• **ASSIGNMENT**:
Extract each line from the entries below that has the string "USDT" in it.

• **DATA FOR THIS EXERCISE**:
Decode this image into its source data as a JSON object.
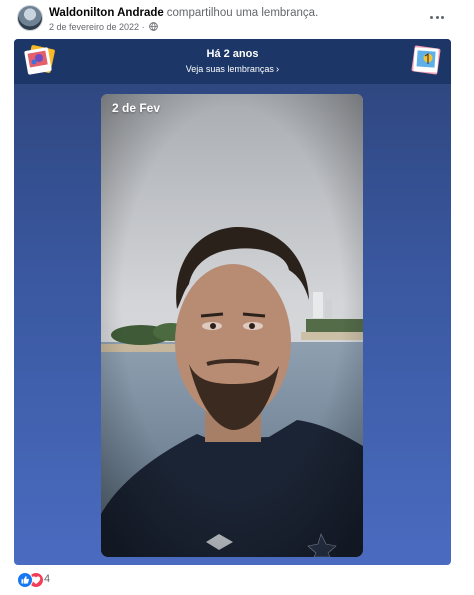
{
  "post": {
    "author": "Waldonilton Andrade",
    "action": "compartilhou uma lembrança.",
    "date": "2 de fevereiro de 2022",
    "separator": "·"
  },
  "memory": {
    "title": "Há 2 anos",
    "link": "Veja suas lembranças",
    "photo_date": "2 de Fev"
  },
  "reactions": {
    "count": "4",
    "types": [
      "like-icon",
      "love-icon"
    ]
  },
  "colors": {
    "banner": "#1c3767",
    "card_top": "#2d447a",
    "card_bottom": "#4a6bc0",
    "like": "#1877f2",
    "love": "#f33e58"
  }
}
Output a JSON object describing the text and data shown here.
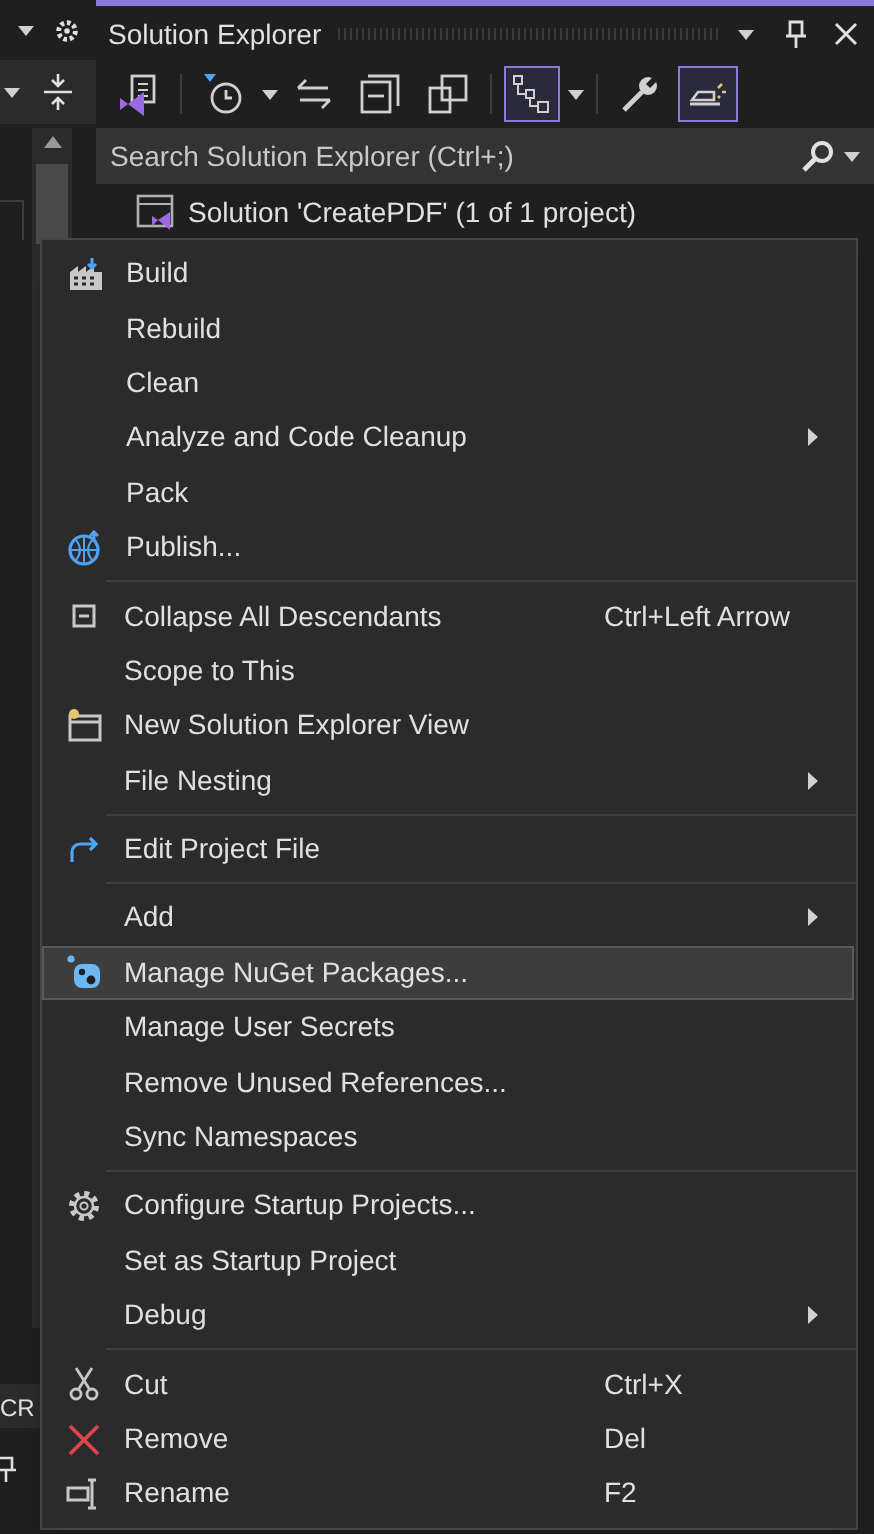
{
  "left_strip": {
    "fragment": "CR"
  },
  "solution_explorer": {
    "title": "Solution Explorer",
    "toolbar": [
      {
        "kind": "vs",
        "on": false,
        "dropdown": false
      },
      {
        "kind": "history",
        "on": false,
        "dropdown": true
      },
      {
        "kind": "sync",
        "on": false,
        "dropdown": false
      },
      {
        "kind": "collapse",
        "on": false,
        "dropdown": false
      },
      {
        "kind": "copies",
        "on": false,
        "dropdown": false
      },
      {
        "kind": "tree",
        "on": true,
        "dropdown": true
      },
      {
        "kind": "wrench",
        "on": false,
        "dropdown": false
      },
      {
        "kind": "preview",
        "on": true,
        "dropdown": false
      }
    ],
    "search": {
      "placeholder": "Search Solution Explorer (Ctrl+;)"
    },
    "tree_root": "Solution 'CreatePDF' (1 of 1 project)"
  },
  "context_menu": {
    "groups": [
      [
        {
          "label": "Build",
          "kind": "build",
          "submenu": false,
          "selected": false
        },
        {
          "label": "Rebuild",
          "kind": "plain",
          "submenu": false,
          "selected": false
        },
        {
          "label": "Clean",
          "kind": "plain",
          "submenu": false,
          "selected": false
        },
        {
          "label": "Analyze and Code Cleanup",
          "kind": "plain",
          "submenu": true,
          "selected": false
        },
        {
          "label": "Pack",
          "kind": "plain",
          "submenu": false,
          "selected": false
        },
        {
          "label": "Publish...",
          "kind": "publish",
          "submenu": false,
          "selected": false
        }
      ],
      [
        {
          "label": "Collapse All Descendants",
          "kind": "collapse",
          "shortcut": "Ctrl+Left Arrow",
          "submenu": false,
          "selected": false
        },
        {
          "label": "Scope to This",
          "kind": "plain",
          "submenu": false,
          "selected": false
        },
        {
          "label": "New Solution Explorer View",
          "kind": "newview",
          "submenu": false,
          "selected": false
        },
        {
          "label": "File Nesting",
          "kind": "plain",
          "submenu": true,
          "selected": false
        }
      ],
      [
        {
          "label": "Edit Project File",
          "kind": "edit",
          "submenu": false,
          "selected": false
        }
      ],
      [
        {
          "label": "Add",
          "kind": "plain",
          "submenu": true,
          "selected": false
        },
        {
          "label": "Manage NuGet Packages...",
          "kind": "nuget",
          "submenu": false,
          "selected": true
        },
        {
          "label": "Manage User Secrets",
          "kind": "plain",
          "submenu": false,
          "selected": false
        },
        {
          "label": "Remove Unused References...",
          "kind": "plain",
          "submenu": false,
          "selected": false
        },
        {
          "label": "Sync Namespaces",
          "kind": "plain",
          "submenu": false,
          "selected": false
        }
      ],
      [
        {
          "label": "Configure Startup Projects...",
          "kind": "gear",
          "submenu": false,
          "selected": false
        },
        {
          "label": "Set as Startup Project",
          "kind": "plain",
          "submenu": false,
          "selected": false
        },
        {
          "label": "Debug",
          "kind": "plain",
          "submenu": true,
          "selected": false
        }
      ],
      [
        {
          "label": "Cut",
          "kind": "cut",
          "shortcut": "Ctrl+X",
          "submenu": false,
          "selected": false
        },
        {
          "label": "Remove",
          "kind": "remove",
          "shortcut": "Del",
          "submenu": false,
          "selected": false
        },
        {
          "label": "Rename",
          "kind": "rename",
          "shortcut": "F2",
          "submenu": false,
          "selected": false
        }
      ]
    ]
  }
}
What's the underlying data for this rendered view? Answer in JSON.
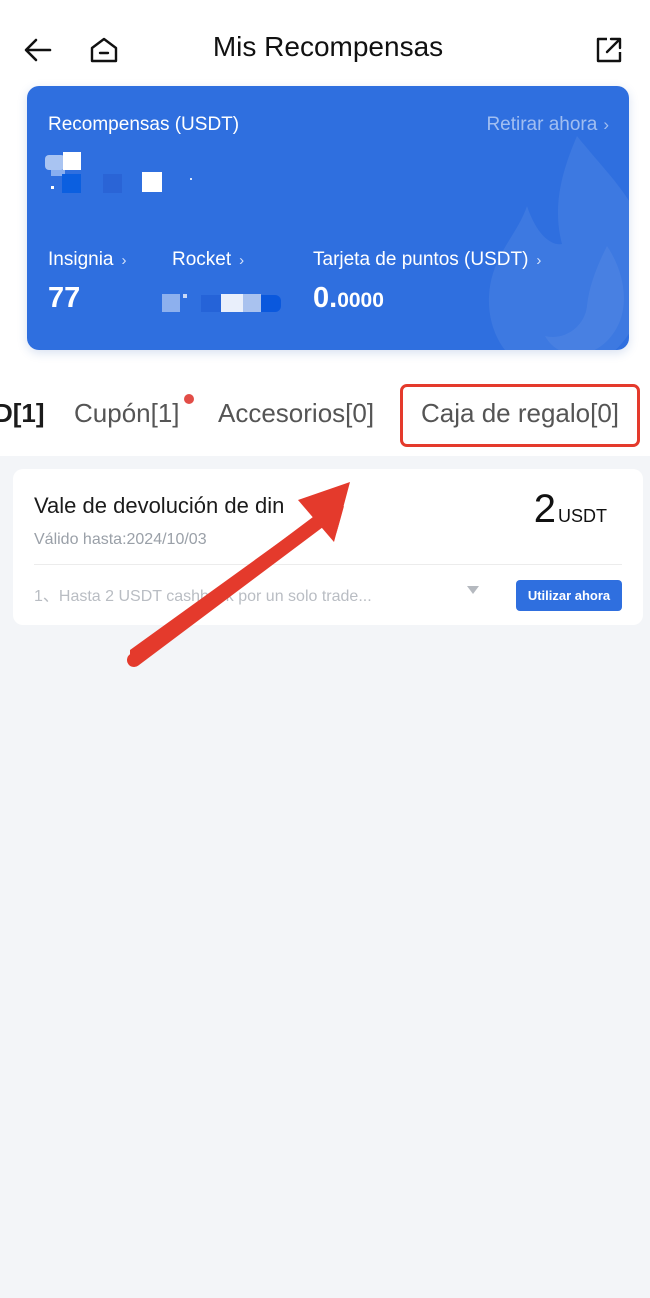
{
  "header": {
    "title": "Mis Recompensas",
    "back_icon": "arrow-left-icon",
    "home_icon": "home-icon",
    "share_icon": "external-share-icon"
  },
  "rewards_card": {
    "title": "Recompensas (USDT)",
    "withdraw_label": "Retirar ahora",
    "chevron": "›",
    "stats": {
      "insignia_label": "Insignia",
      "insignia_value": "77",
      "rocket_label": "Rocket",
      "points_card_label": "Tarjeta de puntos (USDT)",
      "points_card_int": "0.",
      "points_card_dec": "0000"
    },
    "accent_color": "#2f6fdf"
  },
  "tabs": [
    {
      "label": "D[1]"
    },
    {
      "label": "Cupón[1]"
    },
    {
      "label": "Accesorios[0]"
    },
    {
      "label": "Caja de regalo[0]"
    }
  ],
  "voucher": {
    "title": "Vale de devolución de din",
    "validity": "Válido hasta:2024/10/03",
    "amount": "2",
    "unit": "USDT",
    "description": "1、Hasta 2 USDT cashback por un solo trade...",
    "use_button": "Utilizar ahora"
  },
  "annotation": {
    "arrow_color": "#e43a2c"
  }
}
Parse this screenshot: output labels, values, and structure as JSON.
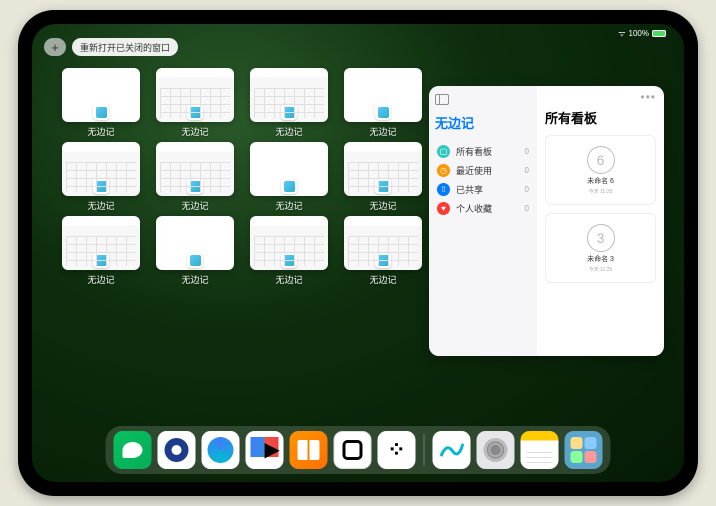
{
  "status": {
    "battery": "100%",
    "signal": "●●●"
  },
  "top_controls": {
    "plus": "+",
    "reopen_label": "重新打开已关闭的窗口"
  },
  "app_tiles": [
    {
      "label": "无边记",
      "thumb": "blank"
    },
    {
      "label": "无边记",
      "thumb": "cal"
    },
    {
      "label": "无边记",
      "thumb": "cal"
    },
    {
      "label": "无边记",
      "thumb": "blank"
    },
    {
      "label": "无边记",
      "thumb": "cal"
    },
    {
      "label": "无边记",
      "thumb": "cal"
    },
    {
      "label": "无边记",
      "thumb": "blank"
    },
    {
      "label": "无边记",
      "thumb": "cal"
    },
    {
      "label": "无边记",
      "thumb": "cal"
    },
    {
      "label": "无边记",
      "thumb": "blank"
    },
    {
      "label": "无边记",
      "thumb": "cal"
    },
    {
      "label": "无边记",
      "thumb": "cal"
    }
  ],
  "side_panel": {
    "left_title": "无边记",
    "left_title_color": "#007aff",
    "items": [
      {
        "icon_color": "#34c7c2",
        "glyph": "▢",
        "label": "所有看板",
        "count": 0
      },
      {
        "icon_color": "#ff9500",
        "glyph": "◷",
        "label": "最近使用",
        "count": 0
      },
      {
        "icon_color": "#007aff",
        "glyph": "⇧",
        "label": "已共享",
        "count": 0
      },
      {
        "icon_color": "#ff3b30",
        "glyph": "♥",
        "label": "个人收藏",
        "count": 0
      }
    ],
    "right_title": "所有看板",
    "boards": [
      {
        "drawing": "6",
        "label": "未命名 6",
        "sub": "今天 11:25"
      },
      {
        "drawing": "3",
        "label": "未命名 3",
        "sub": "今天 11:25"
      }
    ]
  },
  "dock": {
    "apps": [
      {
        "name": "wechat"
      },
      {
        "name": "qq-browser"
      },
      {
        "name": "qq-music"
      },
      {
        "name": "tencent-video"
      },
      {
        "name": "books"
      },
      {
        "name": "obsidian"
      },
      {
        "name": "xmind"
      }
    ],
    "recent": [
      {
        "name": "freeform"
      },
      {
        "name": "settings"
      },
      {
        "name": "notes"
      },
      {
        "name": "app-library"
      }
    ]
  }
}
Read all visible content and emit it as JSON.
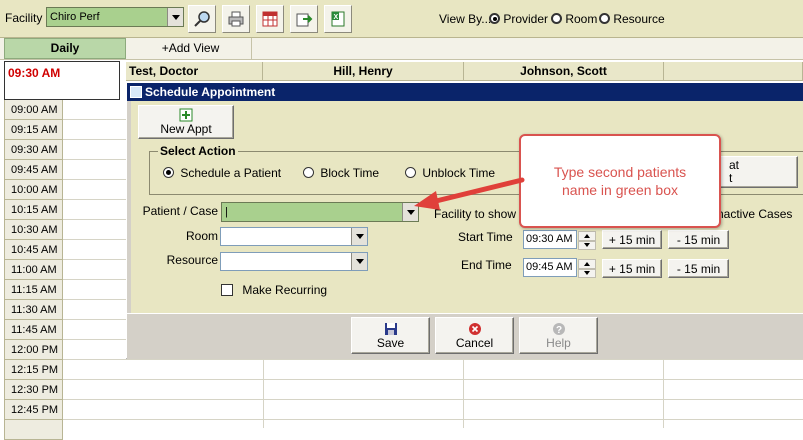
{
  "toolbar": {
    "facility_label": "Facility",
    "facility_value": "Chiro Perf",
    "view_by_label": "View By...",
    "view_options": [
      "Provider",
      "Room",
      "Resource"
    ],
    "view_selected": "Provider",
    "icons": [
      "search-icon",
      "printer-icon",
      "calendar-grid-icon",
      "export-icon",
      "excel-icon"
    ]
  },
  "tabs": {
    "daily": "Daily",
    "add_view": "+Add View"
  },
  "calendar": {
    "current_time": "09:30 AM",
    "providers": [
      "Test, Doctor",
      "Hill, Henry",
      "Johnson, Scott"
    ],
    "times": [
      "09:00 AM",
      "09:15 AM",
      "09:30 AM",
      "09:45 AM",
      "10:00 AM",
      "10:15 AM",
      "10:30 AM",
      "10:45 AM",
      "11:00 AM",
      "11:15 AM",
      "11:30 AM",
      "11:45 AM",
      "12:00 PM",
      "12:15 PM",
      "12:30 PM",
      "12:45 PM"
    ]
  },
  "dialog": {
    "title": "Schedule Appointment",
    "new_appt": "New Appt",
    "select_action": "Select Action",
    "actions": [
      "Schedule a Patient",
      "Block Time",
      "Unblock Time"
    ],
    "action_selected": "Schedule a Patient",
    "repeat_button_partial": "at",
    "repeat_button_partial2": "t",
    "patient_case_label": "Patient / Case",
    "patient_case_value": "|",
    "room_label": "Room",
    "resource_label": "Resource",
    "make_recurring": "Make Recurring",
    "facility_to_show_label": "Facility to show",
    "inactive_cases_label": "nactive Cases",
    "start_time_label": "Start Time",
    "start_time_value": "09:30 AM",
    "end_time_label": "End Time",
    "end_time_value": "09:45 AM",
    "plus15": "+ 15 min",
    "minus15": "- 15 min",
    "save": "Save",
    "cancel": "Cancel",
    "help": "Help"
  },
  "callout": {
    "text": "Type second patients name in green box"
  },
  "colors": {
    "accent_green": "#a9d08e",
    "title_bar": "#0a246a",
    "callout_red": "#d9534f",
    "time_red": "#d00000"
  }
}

• **ANSWER TO THIS EXERCISE**:
    "title": "Recompensas (USDT)",
      "points_card_label": "Tarjeta de puntos (USDT)",
    "unit": "USDT",
    "description": "1、Hasta 2 USDT cashback por un solo trade...",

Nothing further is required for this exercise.